Cleveland had a total makeover compared to last season’s run to the Finals. Of course, having Love and Irving available this time around will make the Cavs better, but the coaching switch from David Blatt to Tyronn Lue has been paramount to their success. Lue has been able to hold James accountable, and he has challenged his other all-star players on the team. On the court, Lue has preached ball movement to the team instead of relying on “iso ball,” and the team has bought in to trust the pass.
The acquisitions of veterans like Channing Frye and Richard Jefferson have helped bolster the bench, and guys such as J.R. Smith, Tristan Thompson and Iman Shumpert will be placed in proper roles in the rotation behind the Cavs’ Big Three instead of being relied on to be second, third and fourth options as they were a year ago.
History Is At Stake
The Warriors are looking to capitalize on a historic season by winning back-to-back NBA championships, and in LeBron James’ sixth straight Finals appearance (seventh overall), he is trying to deliver a championship to the city of Cleveland. History will be made either way depending on who wins the series. I am sure that neither team wants to be on the wrong end of history.
All Eyes On The King
Last year in the Finals, LeBron had to channel his inner 2Pac as he played with a "Me Against the World" attitude. This year, he hopes to have a different feel since he is playing with a full roster. No matter what LBJ does, the hate-watching will be in full force. Comparisons to Michael Jordan will overshadow anything that he accomplishes, and whispers of what it means if LeBron takes a fifth Finals loss will grow even louder, if it comes to that.
It’s no secret that LeBron is 2-4 in the NBA Finals. We are talking about a guy who made SIX CONSECUTIVE, not to mention he’s done so with three different coaches, three different systems and a variety of teammates. No matter how many championships he’ll win, the litmus test of being 6-0 set by Michael Jordan will always hold a dark cloud over LeBron. Nobody is arguing that James is the G.O.A.T., but in the words of Pat Riley, he is the B.O.A.T.: Best of All Time.
Against the Warriors, he will need to play like a man possessed, but he also has to instill trust in his teammates. Last year, he did everything for the Cavs except for driving the team bus as he averaged 35.8 points, 8.8 assists and 13.3 rebounds. He was the first player to lead his team in all categories in the NBA Finals history. LeBron knows what it feels like to play all by himself (word to Celine Dion), but this year he has help on the sidelines with a new coach and on the court with a healthy Love and Irving. Now that help has arrived, the excuses will be held to a minimum.

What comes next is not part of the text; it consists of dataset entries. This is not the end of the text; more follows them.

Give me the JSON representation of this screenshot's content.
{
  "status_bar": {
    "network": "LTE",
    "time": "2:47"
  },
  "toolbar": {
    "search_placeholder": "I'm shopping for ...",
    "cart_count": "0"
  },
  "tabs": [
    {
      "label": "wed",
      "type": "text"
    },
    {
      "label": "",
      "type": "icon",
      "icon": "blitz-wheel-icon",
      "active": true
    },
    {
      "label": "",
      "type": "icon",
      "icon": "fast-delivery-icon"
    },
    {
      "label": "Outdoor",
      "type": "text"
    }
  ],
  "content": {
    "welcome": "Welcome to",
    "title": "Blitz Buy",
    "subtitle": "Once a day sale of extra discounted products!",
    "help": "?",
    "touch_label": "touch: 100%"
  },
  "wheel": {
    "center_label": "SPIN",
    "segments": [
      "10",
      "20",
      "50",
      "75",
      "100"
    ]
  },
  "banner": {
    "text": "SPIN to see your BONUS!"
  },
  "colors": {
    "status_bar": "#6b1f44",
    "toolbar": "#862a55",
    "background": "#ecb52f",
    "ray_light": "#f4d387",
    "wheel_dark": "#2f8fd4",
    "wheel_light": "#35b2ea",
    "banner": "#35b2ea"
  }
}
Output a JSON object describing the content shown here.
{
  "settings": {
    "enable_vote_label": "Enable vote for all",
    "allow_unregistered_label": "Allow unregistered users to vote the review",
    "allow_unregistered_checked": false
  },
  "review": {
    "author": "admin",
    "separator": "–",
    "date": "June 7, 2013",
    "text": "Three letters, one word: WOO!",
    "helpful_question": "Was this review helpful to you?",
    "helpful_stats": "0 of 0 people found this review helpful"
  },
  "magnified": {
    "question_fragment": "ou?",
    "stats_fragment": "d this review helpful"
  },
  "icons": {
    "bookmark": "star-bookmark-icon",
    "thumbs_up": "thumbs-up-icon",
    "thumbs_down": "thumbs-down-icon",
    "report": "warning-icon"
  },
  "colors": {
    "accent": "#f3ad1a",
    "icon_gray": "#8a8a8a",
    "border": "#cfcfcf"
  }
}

LeBron’s legacy is already cemented as one of the best players that the NBA has ever seen, and with a third championship against what many have called the best team in league history would be an awesome achievement to add to his undeniable basketball résumé. Whether James walks away with a ring or not, all eyes will be on No. 23.
Thursday can’t come soon enough. In the words of the great Terrell Owens, get ya’ popcorn ready.